Cope Allman Jaycare has developed a process that allows a lay down of up to a 0.5mm thickness of UV cured ink directly onto the surface of a plastic container. In-house screen printing facilities were adapted to maintain an even and consistent print height.
Although originally developed for printing Braille onto containers, the process also can be used in traditional screen printing, allowing clients the opportunity to highlight particular parts of their artwork (i.e. logos, etc.) by raising the print from the surface of the container.
Samples of the Braille printing have been analysed by the RNIB (Royal National Institute of Blind People) and meet the current EU directive for Braille on pharmaceutical packaging. The RNIB also commented on the fact that the Braille print offered superior definition when compared to some instances of Braille that has been embossed through pack or label.
According to EU directives from 2004, almost all pharmaceutical packaging must have been produced with Braille. In November 2010, a new European directive, DIN EN 15823, came into force setting up minimum heights for Braille as 0.12 mm. During trial sampling, Cope Allman Jaycare’s Braille print consistently reproduce a dot height of over 0.25mm.
Smaller carbon footprint from plastic pharma containers
How does a plastic pharmaceutical container fare in comparison with an equivalent container made from glass or aluminum in terms of its carbon footprint? To get some clarity on this issue, Nolato Cerbo in Trollhättan commissioned an independent party to conduct a comparative life cycle analysis.
Cope Allman Jaycare introduces a new Child Resistant Spray Pack
Cope Allman Jaycare (CAJ) has recently developed a Child Resistant Dispensing Pack for a new anesthetic spray that is to be launched by a major US pharmaceutical firm. The packaging company has a history of designing Child Resistant Closure Systems and was approached specifically for the project, as no such product was commercially available.

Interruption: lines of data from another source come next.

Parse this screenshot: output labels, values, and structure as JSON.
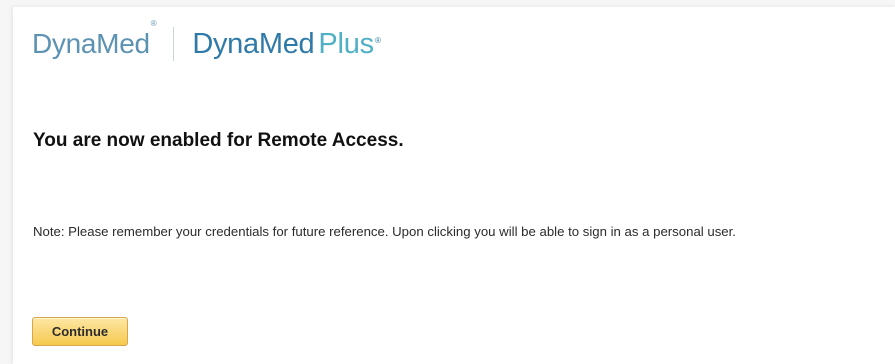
{
  "brand": {
    "logo_dynamed": "DynaMed",
    "logo_dynamed_plus": "DynaMed",
    "logo_plus": "Plus",
    "trademark": "®",
    "colors": {
      "dynamed": "#5c93b3",
      "dynamed_plus": "#2f7aa8",
      "plus": "#4fb0c6"
    }
  },
  "main": {
    "headline": "You are now enabled for Remote Access.",
    "note": "Note: Please remember your credentials for future reference. Upon clicking you will be able to sign in as a personal user.",
    "continue_label": "Continue"
  },
  "colors": {
    "button_top": "#fde7a4",
    "button_bottom": "#f6c94f",
    "button_border": "#d7a64a"
  }
}
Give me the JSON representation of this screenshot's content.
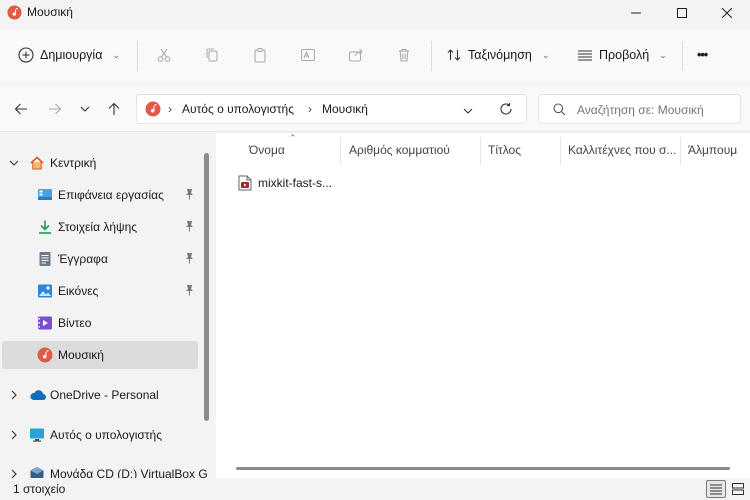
{
  "window": {
    "title": "Μουσική"
  },
  "toolbar": {
    "new_label": "Δημιουργία",
    "sort_label": "Ταξινόμηση",
    "view_label": "Προβολή",
    "more_label": "•••"
  },
  "address": {
    "crumbs": [
      "Αυτός ο υπολογιστής",
      "Μουσική"
    ]
  },
  "search": {
    "placeholder": "Αναζήτηση σε: Μουσική"
  },
  "sidebar": {
    "items": [
      {
        "label": "Κεντρική"
      },
      {
        "label": "Επιφάνεια εργασίας"
      },
      {
        "label": "Στοιχεία λήψης"
      },
      {
        "label": "Έγγραφα"
      },
      {
        "label": "Εικόνες"
      },
      {
        "label": "Βίντεο"
      },
      {
        "label": "Μουσική"
      },
      {
        "label": "OneDrive - Personal"
      },
      {
        "label": "Αυτός ο υπολογιστής"
      },
      {
        "label": "Μονάδα CD (D:) VirtualBox G"
      }
    ]
  },
  "columns": [
    "Όνομα",
    "Αριθμός κομματιού",
    "Τίτλος",
    "Καλλιτέχνες που σ...",
    "Άλμπουμ"
  ],
  "files": [
    {
      "name": "mixkit-fast-s..."
    }
  ],
  "status": {
    "count": "1 στοιχείο"
  },
  "colors": {
    "accent": "#0067c0",
    "music_icon": "#e05a47",
    "selected_bg": "#dcdcdc"
  }
}
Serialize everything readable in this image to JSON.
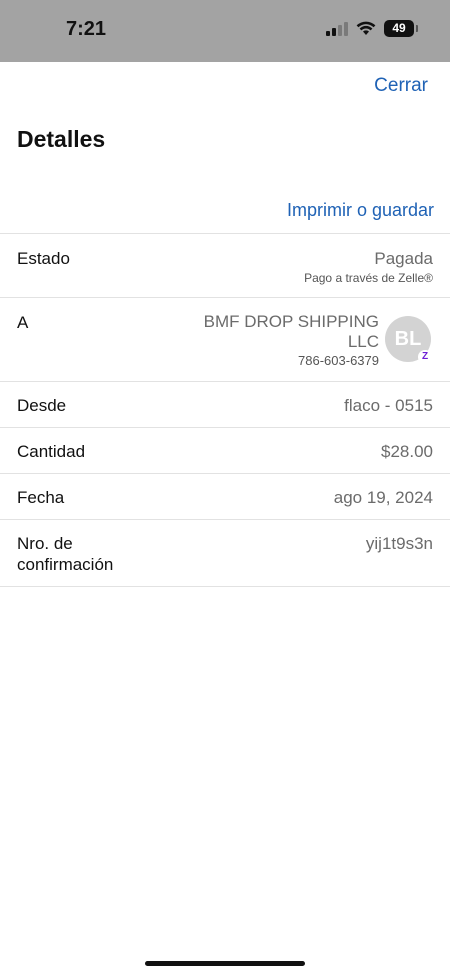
{
  "status_bar": {
    "time": "7:21",
    "battery_level": "49"
  },
  "header": {
    "close_label": "Cerrar",
    "title": "Detalles",
    "print_label": "Imprimir o guardar"
  },
  "details": {
    "estado": {
      "label": "Estado",
      "value": "Pagada",
      "sub": "Pago a través de Zelle®"
    },
    "a": {
      "label": "A",
      "name": "BMF DROP SHIPPING LLC",
      "phone": "786-603-6379",
      "initials": "BL",
      "badge": "Z"
    },
    "desde": {
      "label": "Desde",
      "value": "flaco - 0515"
    },
    "cantidad": {
      "label": "Cantidad",
      "value": "$28.00"
    },
    "fecha": {
      "label": "Fecha",
      "value": "ago 19, 2024"
    },
    "confirmacion": {
      "label": "Nro. de confirmación",
      "value": "yij1t9s3n"
    }
  },
  "colors": {
    "link": "#1f62b5",
    "status_bar": "#a3a3a3",
    "zelle": "#6d1ed4"
  }
}
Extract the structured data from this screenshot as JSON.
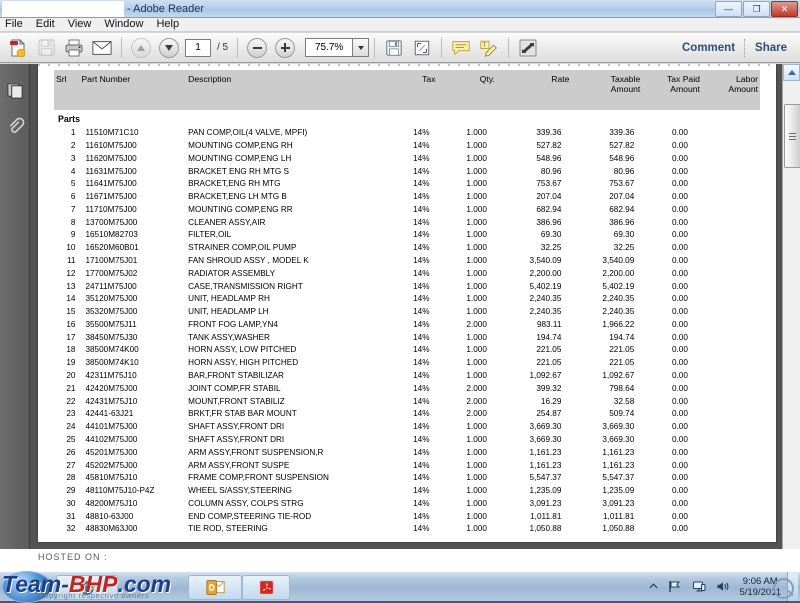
{
  "window": {
    "title_suffix": "- Adobe Reader",
    "filename_redacted": "",
    "minimize_glyph": "—",
    "maximize_glyph": "❐",
    "close_glyph": "✕"
  },
  "menu": {
    "items": [
      "File",
      "Edit",
      "View",
      "Window",
      "Help"
    ]
  },
  "toolbar": {
    "current_page": "1",
    "page_count": "/ 5",
    "zoom": "75.7%",
    "comment_label": "Comment",
    "share_label": "Share",
    "icons": [
      "create-pdf-icon",
      "save-icon",
      "print-icon",
      "email-icon",
      "previous-page-icon",
      "next-page-icon",
      "zoom-out-icon",
      "zoom-in-icon",
      "zoom-dropdown-icon",
      "save-snapshot-icon",
      "fit-page-icon",
      "sticky-note-icon",
      "highlight-text-icon",
      "read-mode-icon"
    ]
  },
  "nav_pane": {
    "icons": [
      "page-thumbnails-icon",
      "attachments-icon"
    ]
  },
  "document": {
    "columns": [
      "Srl",
      "Part Number",
      "Description",
      "Tax",
      "Qty.",
      "Rate",
      "Taxable Amount",
      "Tax Paid Amount",
      "Labor Amount"
    ],
    "columns_split": [
      {
        "l1": "Srl",
        "l2": ""
      },
      {
        "l1": "Part Number",
        "l2": ""
      },
      {
        "l1": "Description",
        "l2": ""
      },
      {
        "l1": "Tax",
        "l2": ""
      },
      {
        "l1": "Qty.",
        "l2": ""
      },
      {
        "l1": "Rate",
        "l2": ""
      },
      {
        "l1": "Taxable",
        "l2": "Amount"
      },
      {
        "l1": "Tax Paid",
        "l2": "Amount"
      },
      {
        "l1": "Labor",
        "l2": "Amount"
      }
    ],
    "group_label": "Parts",
    "rows": [
      {
        "srl": "1",
        "part": "11510M71C10",
        "desc": "PAN COMP,OIL(4 VALVE, MPFI)",
        "tax": "14%",
        "qty": "1.000",
        "rate": "339.36",
        "taxable": "339.36",
        "taxpaid": "0.00",
        "labor": ""
      },
      {
        "srl": "2",
        "part": "11610M75J00",
        "desc": "MOUNTING COMP,ENG RH",
        "tax": "14%",
        "qty": "1.000",
        "rate": "527.82",
        "taxable": "527.82",
        "taxpaid": "0.00",
        "labor": ""
      },
      {
        "srl": "3",
        "part": "11620M75J00",
        "desc": "MOUNTING COMP,ENG LH",
        "tax": "14%",
        "qty": "1.000",
        "rate": "548.96",
        "taxable": "548.96",
        "taxpaid": "0.00",
        "labor": ""
      },
      {
        "srl": "4",
        "part": "11631M75J00",
        "desc": "BRACKET ENG RH MTG S",
        "tax": "14%",
        "qty": "1.000",
        "rate": "80.96",
        "taxable": "80.96",
        "taxpaid": "0.00",
        "labor": ""
      },
      {
        "srl": "5",
        "part": "11641M75J00",
        "desc": "BRACKET,ENG RH MTG",
        "tax": "14%",
        "qty": "1.000",
        "rate": "753.67",
        "taxable": "753.67",
        "taxpaid": "0.00",
        "labor": ""
      },
      {
        "srl": "6",
        "part": "11671M75J00",
        "desc": "BRACKET,ENG LH MTG B",
        "tax": "14%",
        "qty": "1.000",
        "rate": "207.04",
        "taxable": "207.04",
        "taxpaid": "0.00",
        "labor": ""
      },
      {
        "srl": "7",
        "part": "11710M75J00",
        "desc": "MOUNTING COMP,ENG RR",
        "tax": "14%",
        "qty": "1.000",
        "rate": "682.94",
        "taxable": "682.94",
        "taxpaid": "0.00",
        "labor": ""
      },
      {
        "srl": "8",
        "part": "13700M75J00",
        "desc": "CLEANER ASSY,AIR",
        "tax": "14%",
        "qty": "1.000",
        "rate": "386.96",
        "taxable": "386.96",
        "taxpaid": "0.00",
        "labor": ""
      },
      {
        "srl": "9",
        "part": "16510M82703",
        "desc": "FILTER,OIL",
        "tax": "14%",
        "qty": "1.000",
        "rate": "69.30",
        "taxable": "69.30",
        "taxpaid": "0.00",
        "labor": ""
      },
      {
        "srl": "10",
        "part": "16520M60B01",
        "desc": "STRAINER COMP,OIL PUMP",
        "tax": "14%",
        "qty": "1.000",
        "rate": "32.25",
        "taxable": "32.25",
        "taxpaid": "0.00",
        "labor": ""
      },
      {
        "srl": "11",
        "part": "17100M75J01",
        "desc": "FAN SHROUD ASSY , MODEL K",
        "tax": "14%",
        "qty": "1.000",
        "rate": "3,540.09",
        "taxable": "3,540.09",
        "taxpaid": "0.00",
        "labor": ""
      },
      {
        "srl": "12",
        "part": "17700M75J02",
        "desc": "RADIATOR ASSEMBLY",
        "tax": "14%",
        "qty": "1.000",
        "rate": "2,200.00",
        "taxable": "2,200.00",
        "taxpaid": "0.00",
        "labor": ""
      },
      {
        "srl": "13",
        "part": "24711M75J00",
        "desc": "CASE,TRANSMISSION RIGHT",
        "tax": "14%",
        "qty": "1.000",
        "rate": "5,402.19",
        "taxable": "5,402.19",
        "taxpaid": "0.00",
        "labor": ""
      },
      {
        "srl": "14",
        "part": "35120M75J00",
        "desc": "UNIT, HEADLAMP RH",
        "tax": "14%",
        "qty": "1.000",
        "rate": "2,240.35",
        "taxable": "2,240.35",
        "taxpaid": "0.00",
        "labor": ""
      },
      {
        "srl": "15",
        "part": "35320M75J00",
        "desc": "UNIT, HEADLAMP LH",
        "tax": "14%",
        "qty": "1.000",
        "rate": "2,240.35",
        "taxable": "2,240.35",
        "taxpaid": "0.00",
        "labor": ""
      },
      {
        "srl": "16",
        "part": "35500M75J11",
        "desc": "FRONT FOG LAMP,YN4",
        "tax": "14%",
        "qty": "2.000",
        "rate": "983.11",
        "taxable": "1,966.22",
        "taxpaid": "0.00",
        "labor": ""
      },
      {
        "srl": "17",
        "part": "38450M75J30",
        "desc": "TANK ASSY,WASHER",
        "tax": "14%",
        "qty": "1.000",
        "rate": "194.74",
        "taxable": "194.74",
        "taxpaid": "0.00",
        "labor": ""
      },
      {
        "srl": "18",
        "part": "38500M74K00",
        "desc": "HORN ASSY, LOW PITCHED",
        "tax": "14%",
        "qty": "1.000",
        "rate": "221.05",
        "taxable": "221.05",
        "taxpaid": "0.00",
        "labor": ""
      },
      {
        "srl": "19",
        "part": "38500M74K10",
        "desc": "HORN ASSY, HIGH PITCHED",
        "tax": "14%",
        "qty": "1.000",
        "rate": "221.05",
        "taxable": "221.05",
        "taxpaid": "0.00",
        "labor": ""
      },
      {
        "srl": "20",
        "part": "42311M75J10",
        "desc": "BAR,FRONT STABILIZAR",
        "tax": "14%",
        "qty": "1.000",
        "rate": "1,092.67",
        "taxable": "1,092.67",
        "taxpaid": "0.00",
        "labor": ""
      },
      {
        "srl": "21",
        "part": "42420M75J00",
        "desc": "JOINT COMP,FR STABIL",
        "tax": "14%",
        "qty": "2.000",
        "rate": "399.32",
        "taxable": "798.64",
        "taxpaid": "0.00",
        "labor": ""
      },
      {
        "srl": "22",
        "part": "42431M75J10",
        "desc": "MOUNT,FRONT STABILIZ",
        "tax": "14%",
        "qty": "2.000",
        "rate": "16.29",
        "taxable": "32.58",
        "taxpaid": "0.00",
        "labor": ""
      },
      {
        "srl": "23",
        "part": "42441-63J21",
        "desc": "BRKT,FR STAB BAR MOUNT",
        "tax": "14%",
        "qty": "2.000",
        "rate": "254.87",
        "taxable": "509.74",
        "taxpaid": "0.00",
        "labor": ""
      },
      {
        "srl": "24",
        "part": "44101M75J00",
        "desc": "SHAFT ASSY,FRONT DRI",
        "tax": "14%",
        "qty": "1.000",
        "rate": "3,669.30",
        "taxable": "3,669.30",
        "taxpaid": "0.00",
        "labor": ""
      },
      {
        "srl": "25",
        "part": "44102M75J00",
        "desc": "SHAFT ASSY,FRONT DRI",
        "tax": "14%",
        "qty": "1.000",
        "rate": "3,669.30",
        "taxable": "3,669.30",
        "taxpaid": "0.00",
        "labor": ""
      },
      {
        "srl": "26",
        "part": "45201M75J00",
        "desc": "ARM ASSY,FRONT SUSPENSION,R",
        "tax": "14%",
        "qty": "1.000",
        "rate": "1,161.23",
        "taxable": "1,161.23",
        "taxpaid": "0.00",
        "labor": ""
      },
      {
        "srl": "27",
        "part": "45202M75J00",
        "desc": "ARM ASSY,FRONT SUSPE",
        "tax": "14%",
        "qty": "1.000",
        "rate": "1,161.23",
        "taxable": "1,161.23",
        "taxpaid": "0.00",
        "labor": ""
      },
      {
        "srl": "28",
        "part": "45810M75J10",
        "desc": "FRAME COMP,FRONT SUSPENSION",
        "tax": "14%",
        "qty": "1.000",
        "rate": "5,547.37",
        "taxable": "5,547.37",
        "taxpaid": "0.00",
        "labor": ""
      },
      {
        "srl": "29",
        "part": "48110M75J10-P4Z",
        "desc": "WHEEL S/ASSY,STEERING",
        "tax": "14%",
        "qty": "1.000",
        "rate": "1,235.09",
        "taxable": "1,235.09",
        "taxpaid": "0.00",
        "labor": ""
      },
      {
        "srl": "30",
        "part": "48200M75J10",
        "desc": "COLUMN ASSY, COLPS STRG",
        "tax": "14%",
        "qty": "1.000",
        "rate": "3,091.23",
        "taxable": "3,091.23",
        "taxpaid": "0.00",
        "labor": ""
      },
      {
        "srl": "31",
        "part": "48810-63J00",
        "desc": "END COMP,STEERING TIE-ROD",
        "tax": "14%",
        "qty": "1.000",
        "rate": "1,011.81",
        "taxable": "1,011.81",
        "taxpaid": "0.00",
        "labor": ""
      },
      {
        "srl": "32",
        "part": "48830M63J00",
        "desc": "TIE ROD, STEERING",
        "tax": "14%",
        "qty": "1.000",
        "rate": "1,050.88",
        "taxable": "1,050.88",
        "taxpaid": "0.00",
        "labor": ""
      }
    ]
  },
  "overlay": {
    "hosted_label": "HOSTED ON :",
    "watermark_part1": "Team-",
    "watermark_part2": "BHP",
    "watermark_part3": ".com",
    "watermark_sub": "copyright respective owners"
  },
  "taskbar": {
    "buttons": [
      "internet-explorer-taskbar-button",
      "outlook-taskbar-button",
      "adobe-reader-taskbar-button"
    ],
    "tray_icons": [
      "show-hidden-icons",
      "action-flag-icon",
      "network-icon",
      "volume-icon"
    ],
    "time": "9:06 AM",
    "date": "5/19/2011"
  },
  "colors": {
    "accent": "#2a4f76",
    "table_header_bg": "#cccccc",
    "doc_bg": "#535353",
    "watermark_blue": "#1b3f8b",
    "watermark_red": "#c62222"
  }
}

- Elias Bittan
- Created 31 May 2011
- Modified 20 Aug 2015
- Hits 2292